* Goal of the exercise *
Filter the listing below, copying every line in which the word "member" appears.

*** Entries provided Section Begins ***

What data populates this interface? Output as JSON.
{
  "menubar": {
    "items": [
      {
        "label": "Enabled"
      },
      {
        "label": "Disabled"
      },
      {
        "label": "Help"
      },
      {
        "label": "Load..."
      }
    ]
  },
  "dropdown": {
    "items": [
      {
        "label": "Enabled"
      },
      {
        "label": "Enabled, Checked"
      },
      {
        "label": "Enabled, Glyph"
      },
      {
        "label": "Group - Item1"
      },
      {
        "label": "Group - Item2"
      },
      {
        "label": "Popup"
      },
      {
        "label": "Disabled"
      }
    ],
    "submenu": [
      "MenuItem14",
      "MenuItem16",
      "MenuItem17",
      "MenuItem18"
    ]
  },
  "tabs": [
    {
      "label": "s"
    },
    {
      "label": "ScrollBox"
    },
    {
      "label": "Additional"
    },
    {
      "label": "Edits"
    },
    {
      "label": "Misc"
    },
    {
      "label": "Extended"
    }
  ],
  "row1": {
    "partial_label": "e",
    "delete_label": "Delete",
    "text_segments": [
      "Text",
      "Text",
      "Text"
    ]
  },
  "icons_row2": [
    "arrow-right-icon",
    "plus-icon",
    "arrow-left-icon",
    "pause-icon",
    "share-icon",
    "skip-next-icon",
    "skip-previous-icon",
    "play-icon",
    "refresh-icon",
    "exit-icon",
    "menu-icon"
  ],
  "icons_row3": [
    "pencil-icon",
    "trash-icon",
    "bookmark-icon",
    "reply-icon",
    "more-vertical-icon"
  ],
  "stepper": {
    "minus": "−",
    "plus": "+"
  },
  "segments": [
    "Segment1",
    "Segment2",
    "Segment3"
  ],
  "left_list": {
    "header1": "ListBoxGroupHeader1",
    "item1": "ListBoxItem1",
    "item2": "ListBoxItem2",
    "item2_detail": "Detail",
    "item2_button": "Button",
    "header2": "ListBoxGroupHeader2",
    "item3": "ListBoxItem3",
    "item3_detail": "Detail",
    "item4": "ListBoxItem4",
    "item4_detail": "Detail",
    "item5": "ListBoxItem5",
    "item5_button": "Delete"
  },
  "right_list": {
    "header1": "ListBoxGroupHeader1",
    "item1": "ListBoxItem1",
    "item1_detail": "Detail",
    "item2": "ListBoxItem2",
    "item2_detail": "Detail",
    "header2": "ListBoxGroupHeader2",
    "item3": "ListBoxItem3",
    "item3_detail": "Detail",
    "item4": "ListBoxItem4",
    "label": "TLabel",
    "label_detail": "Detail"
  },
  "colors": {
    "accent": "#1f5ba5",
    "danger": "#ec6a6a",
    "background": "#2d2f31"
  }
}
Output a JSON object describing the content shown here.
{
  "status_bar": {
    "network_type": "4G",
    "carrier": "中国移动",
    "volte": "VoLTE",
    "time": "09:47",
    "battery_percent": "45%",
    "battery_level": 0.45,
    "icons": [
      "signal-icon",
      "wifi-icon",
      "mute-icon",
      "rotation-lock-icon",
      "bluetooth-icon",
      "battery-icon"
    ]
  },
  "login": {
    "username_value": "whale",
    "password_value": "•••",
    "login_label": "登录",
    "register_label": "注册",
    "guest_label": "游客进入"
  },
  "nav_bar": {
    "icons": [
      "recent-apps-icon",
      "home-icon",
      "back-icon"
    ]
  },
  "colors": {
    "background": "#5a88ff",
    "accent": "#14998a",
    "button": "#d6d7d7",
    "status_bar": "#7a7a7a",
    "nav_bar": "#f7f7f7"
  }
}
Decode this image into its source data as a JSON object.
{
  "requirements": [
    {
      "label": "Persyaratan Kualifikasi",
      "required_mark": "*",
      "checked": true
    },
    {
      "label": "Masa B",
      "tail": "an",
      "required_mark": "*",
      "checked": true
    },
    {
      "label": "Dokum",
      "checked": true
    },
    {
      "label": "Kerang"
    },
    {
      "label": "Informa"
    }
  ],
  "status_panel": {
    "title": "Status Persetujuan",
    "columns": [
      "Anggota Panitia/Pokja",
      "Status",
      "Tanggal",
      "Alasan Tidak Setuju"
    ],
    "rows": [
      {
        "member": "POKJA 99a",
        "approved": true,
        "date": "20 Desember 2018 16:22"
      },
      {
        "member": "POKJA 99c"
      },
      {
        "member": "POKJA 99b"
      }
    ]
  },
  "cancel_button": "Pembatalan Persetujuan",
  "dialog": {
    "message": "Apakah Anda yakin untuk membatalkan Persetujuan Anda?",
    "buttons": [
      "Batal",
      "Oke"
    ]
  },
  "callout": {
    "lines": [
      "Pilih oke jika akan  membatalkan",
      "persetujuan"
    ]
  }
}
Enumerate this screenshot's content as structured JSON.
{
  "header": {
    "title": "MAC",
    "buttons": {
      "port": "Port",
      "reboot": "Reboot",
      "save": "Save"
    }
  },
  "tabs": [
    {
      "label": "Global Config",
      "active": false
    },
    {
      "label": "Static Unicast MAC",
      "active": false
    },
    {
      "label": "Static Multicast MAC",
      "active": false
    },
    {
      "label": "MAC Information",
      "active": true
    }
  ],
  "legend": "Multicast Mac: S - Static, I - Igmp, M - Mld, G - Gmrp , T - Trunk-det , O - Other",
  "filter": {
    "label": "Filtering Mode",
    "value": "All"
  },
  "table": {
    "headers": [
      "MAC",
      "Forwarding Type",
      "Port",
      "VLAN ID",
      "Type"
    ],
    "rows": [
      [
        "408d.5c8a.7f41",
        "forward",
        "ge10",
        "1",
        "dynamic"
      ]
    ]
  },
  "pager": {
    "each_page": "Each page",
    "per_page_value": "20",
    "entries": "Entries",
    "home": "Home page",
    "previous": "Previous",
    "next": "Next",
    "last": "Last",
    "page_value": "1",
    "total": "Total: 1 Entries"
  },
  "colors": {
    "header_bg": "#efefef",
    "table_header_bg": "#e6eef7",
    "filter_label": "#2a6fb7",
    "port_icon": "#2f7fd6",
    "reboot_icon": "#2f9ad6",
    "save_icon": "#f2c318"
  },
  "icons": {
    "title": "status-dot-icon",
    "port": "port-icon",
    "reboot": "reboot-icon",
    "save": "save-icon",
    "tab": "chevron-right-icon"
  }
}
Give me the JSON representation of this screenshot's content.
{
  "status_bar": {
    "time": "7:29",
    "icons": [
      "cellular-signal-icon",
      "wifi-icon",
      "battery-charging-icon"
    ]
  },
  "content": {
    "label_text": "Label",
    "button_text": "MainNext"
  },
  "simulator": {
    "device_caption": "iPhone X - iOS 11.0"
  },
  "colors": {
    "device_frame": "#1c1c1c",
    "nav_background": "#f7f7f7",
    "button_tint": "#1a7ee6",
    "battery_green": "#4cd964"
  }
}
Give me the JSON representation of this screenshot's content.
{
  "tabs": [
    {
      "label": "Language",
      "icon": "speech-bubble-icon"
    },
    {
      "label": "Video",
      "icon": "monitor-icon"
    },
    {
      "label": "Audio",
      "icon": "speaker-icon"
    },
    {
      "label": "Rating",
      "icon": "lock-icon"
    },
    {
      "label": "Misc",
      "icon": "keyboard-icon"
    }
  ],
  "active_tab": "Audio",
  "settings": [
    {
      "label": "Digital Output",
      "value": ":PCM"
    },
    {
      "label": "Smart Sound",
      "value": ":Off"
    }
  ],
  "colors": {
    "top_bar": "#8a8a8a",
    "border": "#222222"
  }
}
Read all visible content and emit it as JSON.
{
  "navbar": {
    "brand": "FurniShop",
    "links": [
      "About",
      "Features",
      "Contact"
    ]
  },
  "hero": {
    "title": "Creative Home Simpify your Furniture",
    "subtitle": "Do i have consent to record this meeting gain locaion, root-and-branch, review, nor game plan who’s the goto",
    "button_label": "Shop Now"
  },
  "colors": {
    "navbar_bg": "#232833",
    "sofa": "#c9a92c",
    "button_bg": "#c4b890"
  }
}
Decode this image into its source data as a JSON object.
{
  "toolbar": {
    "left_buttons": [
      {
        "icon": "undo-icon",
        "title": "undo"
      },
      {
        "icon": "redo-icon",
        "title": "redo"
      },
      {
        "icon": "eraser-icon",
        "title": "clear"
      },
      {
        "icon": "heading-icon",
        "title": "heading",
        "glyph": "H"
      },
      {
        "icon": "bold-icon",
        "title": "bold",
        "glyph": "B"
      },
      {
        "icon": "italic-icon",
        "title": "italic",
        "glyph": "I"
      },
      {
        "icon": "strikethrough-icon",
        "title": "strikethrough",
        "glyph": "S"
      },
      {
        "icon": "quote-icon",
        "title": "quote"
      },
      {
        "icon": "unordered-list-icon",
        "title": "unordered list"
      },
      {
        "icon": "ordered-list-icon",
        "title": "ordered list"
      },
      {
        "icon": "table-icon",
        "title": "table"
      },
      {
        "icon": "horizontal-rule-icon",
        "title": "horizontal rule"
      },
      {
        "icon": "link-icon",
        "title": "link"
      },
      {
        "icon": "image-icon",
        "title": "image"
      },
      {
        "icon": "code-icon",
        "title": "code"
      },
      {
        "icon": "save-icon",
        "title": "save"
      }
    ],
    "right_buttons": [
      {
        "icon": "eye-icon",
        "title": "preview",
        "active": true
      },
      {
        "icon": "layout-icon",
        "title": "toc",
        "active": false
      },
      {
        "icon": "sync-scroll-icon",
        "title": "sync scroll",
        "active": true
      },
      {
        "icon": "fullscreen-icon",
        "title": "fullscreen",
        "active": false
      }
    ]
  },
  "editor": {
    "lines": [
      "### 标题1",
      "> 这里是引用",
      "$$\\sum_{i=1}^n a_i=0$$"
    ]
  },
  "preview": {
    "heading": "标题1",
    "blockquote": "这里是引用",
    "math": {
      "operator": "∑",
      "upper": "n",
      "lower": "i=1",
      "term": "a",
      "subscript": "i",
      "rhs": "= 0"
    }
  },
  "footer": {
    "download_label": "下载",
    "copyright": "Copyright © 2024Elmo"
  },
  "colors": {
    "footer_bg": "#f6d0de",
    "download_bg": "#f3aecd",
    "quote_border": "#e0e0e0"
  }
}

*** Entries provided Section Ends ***

* Answer to the exercise *
        "member": "POKJA 99a",
        "member": "POKJA 99c"
        "member": "POKJA 99b"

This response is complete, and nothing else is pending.